For many organizations, a loss of service is just as devastating as a loss of information. The odds of service interruption or information loss decrease significantly if no single points of failure exist. Some interesting and powerful technologies exist that can keep mission-critical services available even in the face of a catastrophic disaster.
- Recovering from a network catastrophe takes time.
- Sooner or later, a major system failure will happen.
- A truly redundant information system contains no single points of failure.
- Maintaining high availability becomes more difficult and more expensive as systems increase in size.
Ensuring availability is a challenge for any organization, large or small. There is much more to ensuring availability than making sure data is backed up. The following chapters cover a variety of methods to help keep data ready and waiting at all times:
- RAID introduces technique for using multiple synchronized hard
drives to increase performance and/or reliability.
- Clustering describes a technology that allows a system to remain
operational if its hardware or software fails by replicating its running processes on a simultaneous system in real time.
- Backup Systems actually perform two functions, copying critical
data to another location and enabling the swift and painless recovery of the backed up data.
- Distributed Computing (web bonus) is used to obtain unprecedented power, availability and capacity by getting many machines to work together on a problem.
- Rollout Systems (web bonus) explores tools that enable updates or installations to occur over networks, to many nodes at the same time.
The above information is an excerpt from "Network Security Illustrated," published by McGraw-Hill and available from amazon.com, as well as your local bookstore. The book goes into much greater depth on this topic. To learn more about the book and what it covers, click here.

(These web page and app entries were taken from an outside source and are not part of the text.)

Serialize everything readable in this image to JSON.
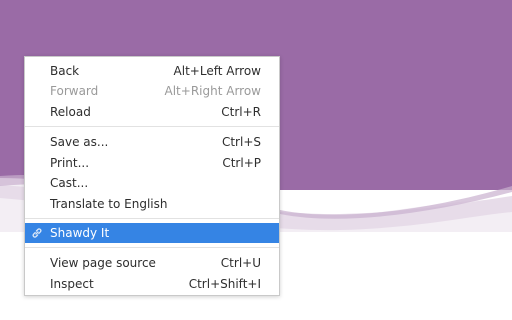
{
  "colors": {
    "wallpaper": "#9a6ba6",
    "menu_bg": "#ffffff",
    "selection": "#3584e4"
  },
  "menu": {
    "items": [
      {
        "label": "Back",
        "shortcut": "Alt+Left Arrow"
      },
      {
        "label": "Forward",
        "shortcut": "Alt+Right Arrow"
      },
      {
        "label": "Reload",
        "shortcut": "Ctrl+R"
      },
      {
        "label": "Save as...",
        "shortcut": "Ctrl+S"
      },
      {
        "label": "Print...",
        "shortcut": "Ctrl+P"
      },
      {
        "label": "Cast...",
        "shortcut": ""
      },
      {
        "label": "Translate to English",
        "shortcut": ""
      },
      {
        "label": "Shawdy It",
        "shortcut": "",
        "icon": "link-icon"
      },
      {
        "label": "View page source",
        "shortcut": "Ctrl+U"
      },
      {
        "label": "Inspect",
        "shortcut": "Ctrl+Shift+I"
      }
    ]
  }
}
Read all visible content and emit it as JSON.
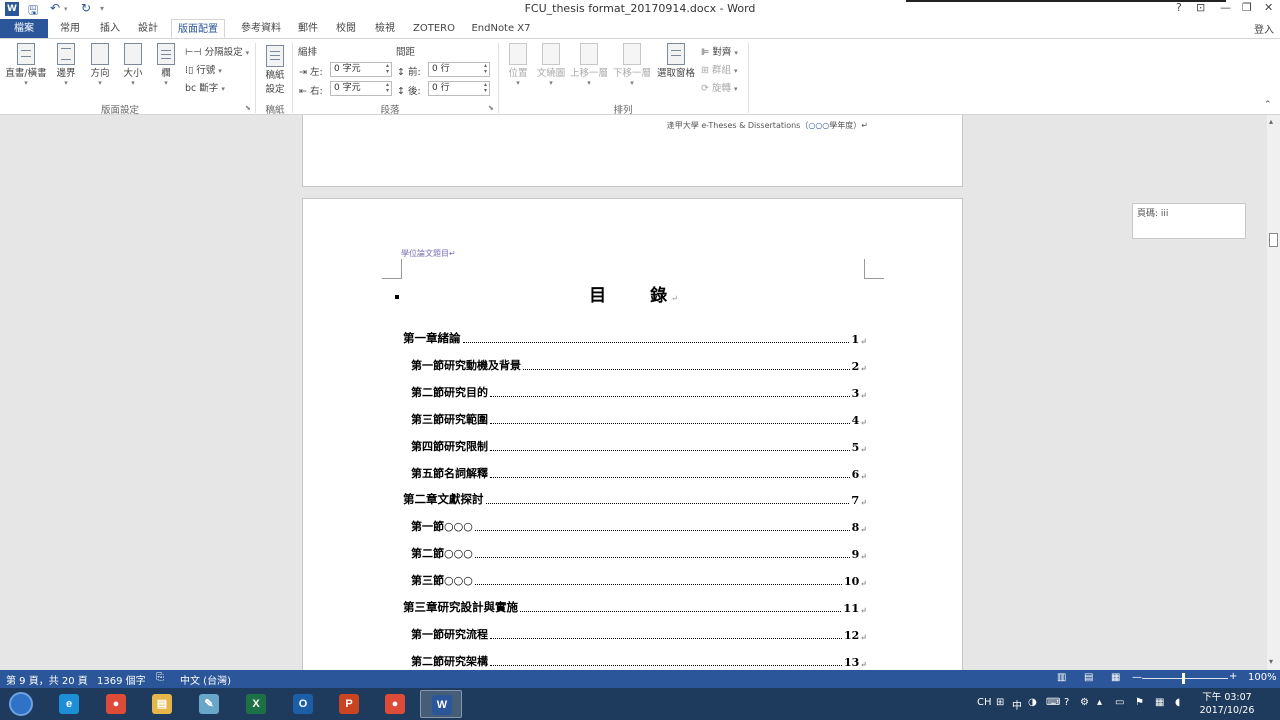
{
  "title_bar": {
    "app_logo": "W",
    "document_title": "FCU_thesis format_20170914.docx - Word",
    "save_icon": "floppy-icon",
    "undo_icon": "undo-icon",
    "redo_icon": "redo-icon",
    "window_buttons": [
      "?",
      "⊡",
      "—",
      "❐",
      "✕"
    ]
  },
  "tabs": [
    "檔案",
    "常用",
    "插入",
    "設計",
    "版面配置",
    "參考資料",
    "郵件",
    "校閱",
    "檢視",
    "ZOTERO",
    "EndNote X7"
  ],
  "active_tab": "版面配置",
  "signin": "登入",
  "ribbon": {
    "page_setup": {
      "text_direction": "直書/橫書",
      "margins": "邊界",
      "orientation": "方向",
      "size": "大小",
      "columns": "欄",
      "breaks": "分隔設定",
      "line_numbers": "行號",
      "hyphenation": "斷字",
      "group_label": "版面設定"
    },
    "draft": {
      "button": "稿紙\n設定",
      "line1": "稿紙",
      "line2": "設定",
      "group_label": "稿紙"
    },
    "paragraph": {
      "indent_label": "縮排",
      "spacing_label": "間距",
      "left_label": "左:",
      "left_value": "0 字元",
      "right_label": "右:",
      "right_value": "0 字元",
      "before_label": "前:",
      "before_value": "0 行",
      "after_label": "後:",
      "after_value": "0 行",
      "group_label": "段落"
    },
    "arrange": {
      "position": "位置",
      "wrap_text": "文繞圖",
      "bring_forward": "上移一層",
      "send_backward": "下移一層",
      "selection_pane": "選取窗格",
      "align": "對齊",
      "group": "群組",
      "rotate": "旋轉",
      "group_label": "排列"
    }
  },
  "document": {
    "prev_page_header": "逢甲大學 e-Theses & Dissertations（",
    "prev_page_header_ooo": "○○○",
    "prev_page_header_end": "學年度）",
    "page_header": "學位論文題目",
    "toc_title_1": "目",
    "toc_title_2": "錄",
    "toc": [
      {
        "title": "第一章緒論",
        "page": "1",
        "level": 1
      },
      {
        "title": "第一節研究動機及背景",
        "page": "2",
        "level": 2
      },
      {
        "title": "第二節研究目的",
        "page": "3",
        "level": 2
      },
      {
        "title": "第三節研究範圍",
        "page": "4",
        "level": 2
      },
      {
        "title": "第四節研究限制",
        "page": "5",
        "level": 2
      },
      {
        "title": "第五節名詞解釋",
        "page": "6",
        "level": 2
      },
      {
        "title": "第二章文獻探討",
        "page": "7",
        "level": 1
      },
      {
        "title": "第一節○○○",
        "page": "8",
        "level": 2
      },
      {
        "title": "第二節○○○",
        "page": "9",
        "level": 2
      },
      {
        "title": "第三節○○○",
        "page": "10",
        "level": 2
      },
      {
        "title": "第三章研究設計與實施",
        "page": "11",
        "level": 1
      },
      {
        "title": "第一節研究流程",
        "page": "12",
        "level": 2
      },
      {
        "title": "第二節研究架構",
        "page": "13",
        "level": 2
      }
    ],
    "paragraph_mark": "↵",
    "comment": "頁碼: iii"
  },
  "status_bar": {
    "page": "第 9 頁，共 20 頁",
    "words": "1369 個字",
    "language": "中文 (台灣)",
    "zoom": "100%",
    "zoom_minus": "—",
    "zoom_plus": "+"
  },
  "taskbar": {
    "apps": [
      {
        "name": "ie",
        "color": "#1d8fd6",
        "label": "e"
      },
      {
        "name": "chrome",
        "color": "#dd4b39",
        "label": "●"
      },
      {
        "name": "explorer",
        "color": "#e6b64a",
        "label": "▤"
      },
      {
        "name": "tablet",
        "color": "#6aa6c8",
        "label": "✎"
      },
      {
        "name": "excel",
        "color": "#1e7145",
        "label": "X"
      },
      {
        "name": "outlook",
        "color": "#1c5fa8",
        "label": "O"
      },
      {
        "name": "powerpoint",
        "color": "#c94420",
        "label": "P"
      },
      {
        "name": "chrome2",
        "color": "#dd4b39",
        "label": "●"
      },
      {
        "name": "word",
        "color": "#2b579a",
        "label": "W"
      }
    ],
    "tray_lang": "CH",
    "tray_ime": "中",
    "clock_time": "下午 03:07",
    "clock_date": "2017/10/26"
  }
}
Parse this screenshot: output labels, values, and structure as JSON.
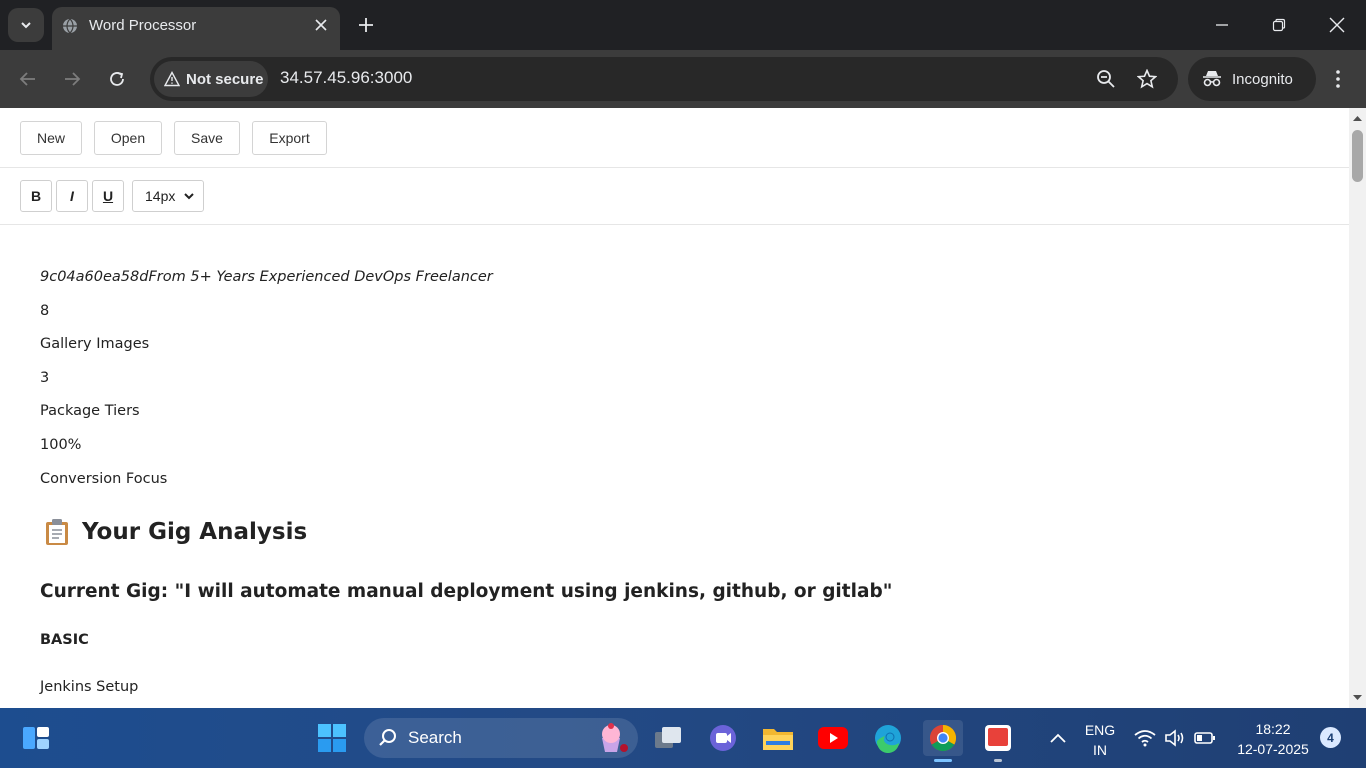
{
  "browser": {
    "tab_title": "Word Processor",
    "security_label": "Not secure",
    "url": "34.57.45.96:3000",
    "incognito_label": "Incognito"
  },
  "menubar": {
    "new": "New",
    "open": "Open",
    "save": "Save",
    "export": "Export"
  },
  "formatbar": {
    "bold": "B",
    "italic": "I",
    "underline": "U",
    "font_size": "14px"
  },
  "document": {
    "intro_line": "9c04a60ea58dFrom 5+ Years Experienced DevOps Freelancer",
    "stats": [
      {
        "value": "8",
        "label": "Gallery Images"
      },
      {
        "value": "3",
        "label": "Package Tiers"
      },
      {
        "value": "100%",
        "label": "Conversion Focus"
      }
    ],
    "section_icon": "clipboard-icon",
    "section_heading": "Your Gig Analysis",
    "current_gig": "Current Gig: \"I will automate manual deployment using jenkins, github, or gitlab\"",
    "tier_heading": "BASIC",
    "tier_item": "Jenkins Setup"
  },
  "taskbar": {
    "search_label": "Search",
    "lang_line1": "ENG",
    "lang_line2": "IN",
    "time": "18:22",
    "date": "12-07-2025",
    "notification_count": "4"
  }
}
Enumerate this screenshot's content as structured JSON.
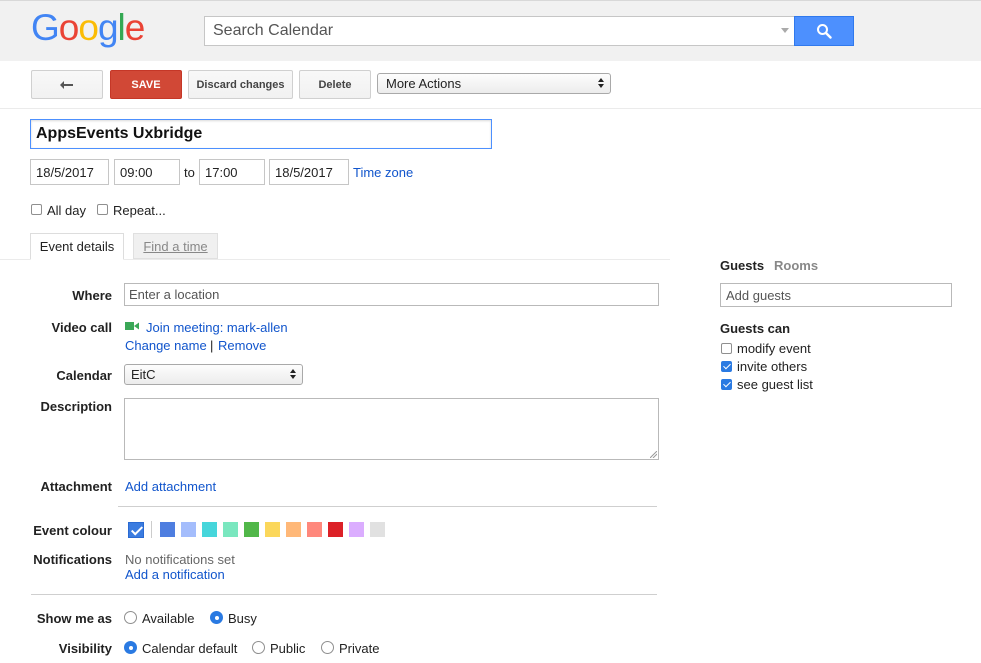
{
  "header": {
    "logo_letters": [
      {
        "ch": "G",
        "color": "#4285F4"
      },
      {
        "ch": "o",
        "color": "#EA4335"
      },
      {
        "ch": "o",
        "color": "#FBBC05"
      },
      {
        "ch": "g",
        "color": "#4285F4"
      },
      {
        "ch": "l",
        "color": "#34A853"
      },
      {
        "ch": "e",
        "color": "#EA4335"
      }
    ],
    "search_placeholder": "Search Calendar",
    "search_icon": "search-icon"
  },
  "toolbar": {
    "back_icon": "back-arrow-icon",
    "save_label": "SAVE",
    "discard_label": "Discard changes",
    "delete_label": "Delete",
    "more_actions_label": "More Actions"
  },
  "event": {
    "title": "AppsEvents Uxbridge",
    "start_date": "18/5/2017",
    "start_time": "09:00",
    "to_label": "to",
    "end_time": "17:00",
    "end_date": "18/5/2017",
    "timezone_label": "Time zone",
    "all_day_label": "All day",
    "all_day_checked": false,
    "repeat_label": "Repeat...",
    "repeat_checked": false
  },
  "tabs": {
    "event_details": "Event details",
    "find_time": "Find a time"
  },
  "details": {
    "where_label": "Where",
    "where_placeholder": "Enter a location",
    "video_call_label": "Video call",
    "video_icon": "video-camera-icon",
    "join_meeting": "Join meeting: mark-allen",
    "change_name": "Change name",
    "separator": "|",
    "remove": "Remove",
    "calendar_label": "Calendar",
    "calendar_value": "EitC",
    "description_label": "Description",
    "attachment_label": "Attachment",
    "add_attachment": "Add attachment",
    "event_colour_label": "Event colour",
    "selected_colour": "#3b7ce0",
    "colours": [
      "#4e7ee0",
      "#a4bdfc",
      "#46d6db",
      "#7ae7bf",
      "#51b749",
      "#fbd75b",
      "#ffb878",
      "#ff887c",
      "#dc2127",
      "#dbadff",
      "#e1e1e1"
    ],
    "notifications_label": "Notifications",
    "no_notifications": "No notifications set",
    "add_notification": "Add a notification",
    "show_me_as_label": "Show me as",
    "available_label": "Available",
    "busy_label": "Busy",
    "show_me_as_value": "Busy",
    "visibility_label": "Visibility",
    "calendar_default_label": "Calendar default",
    "public_label": "Public",
    "private_label": "Private",
    "visibility_value": "Calendar default"
  },
  "guests": {
    "guests_tab": "Guests",
    "rooms_tab": "Rooms",
    "add_guests_placeholder": "Add guests",
    "guests_can_title": "Guests can",
    "modify_event_label": "modify event",
    "modify_event_checked": false,
    "invite_others_label": "invite others",
    "invite_others_checked": true,
    "see_guest_list_label": "see guest list",
    "see_guest_list_checked": true
  }
}
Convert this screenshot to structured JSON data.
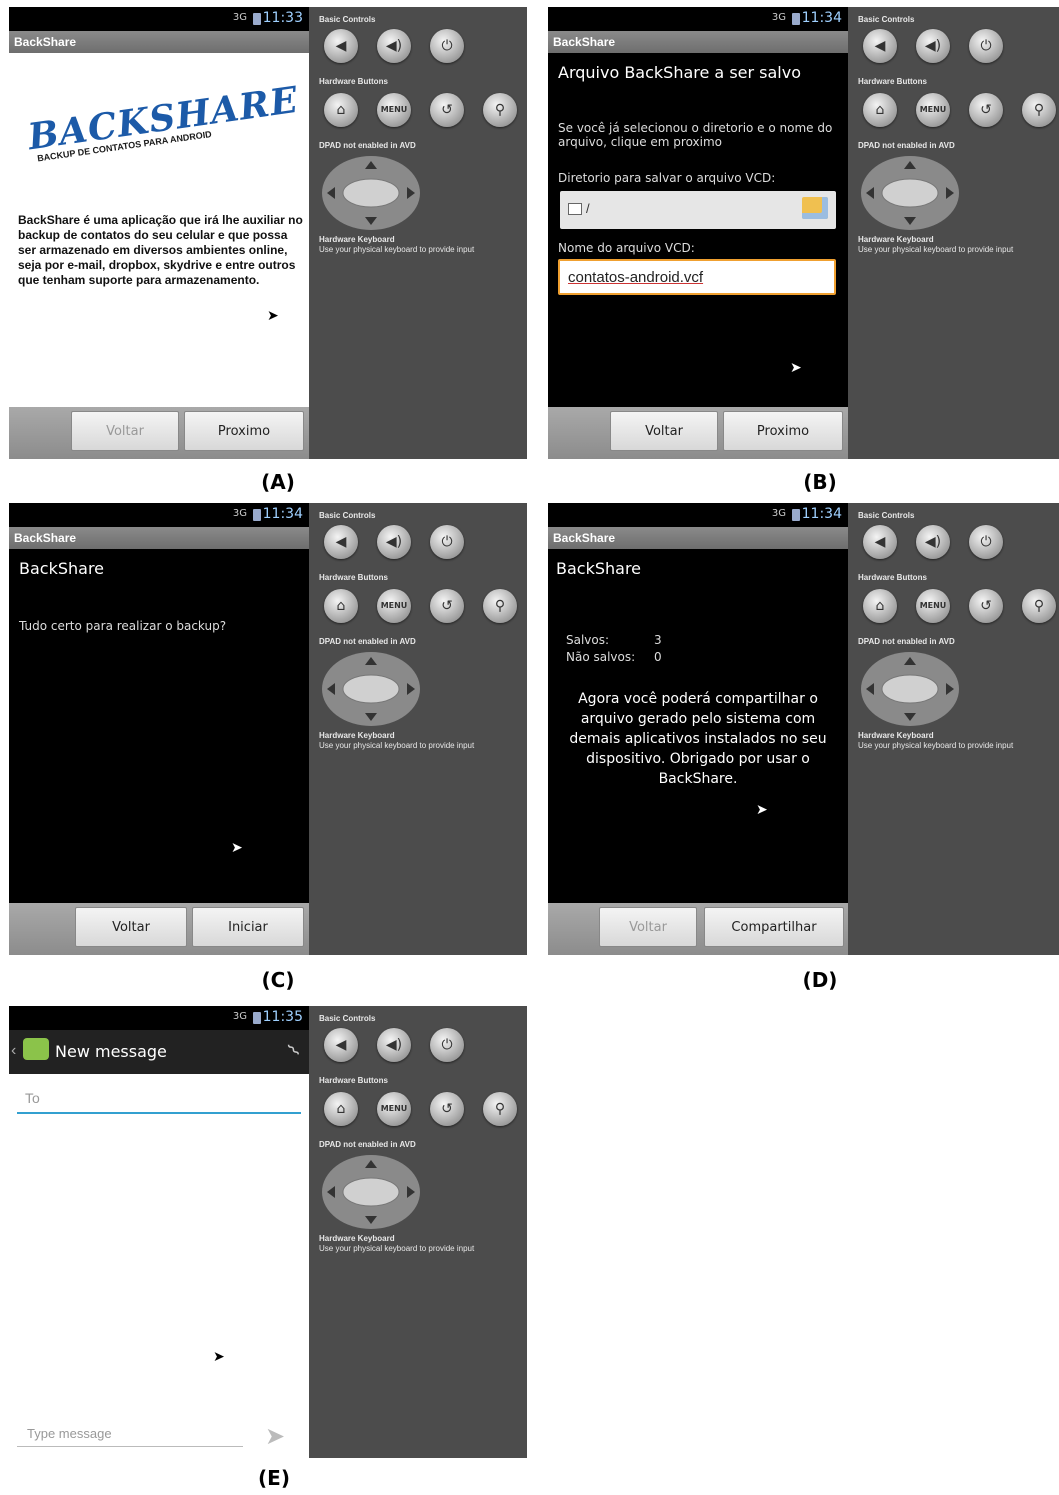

Below, you'll find links to online resources that supplement this portion of the book.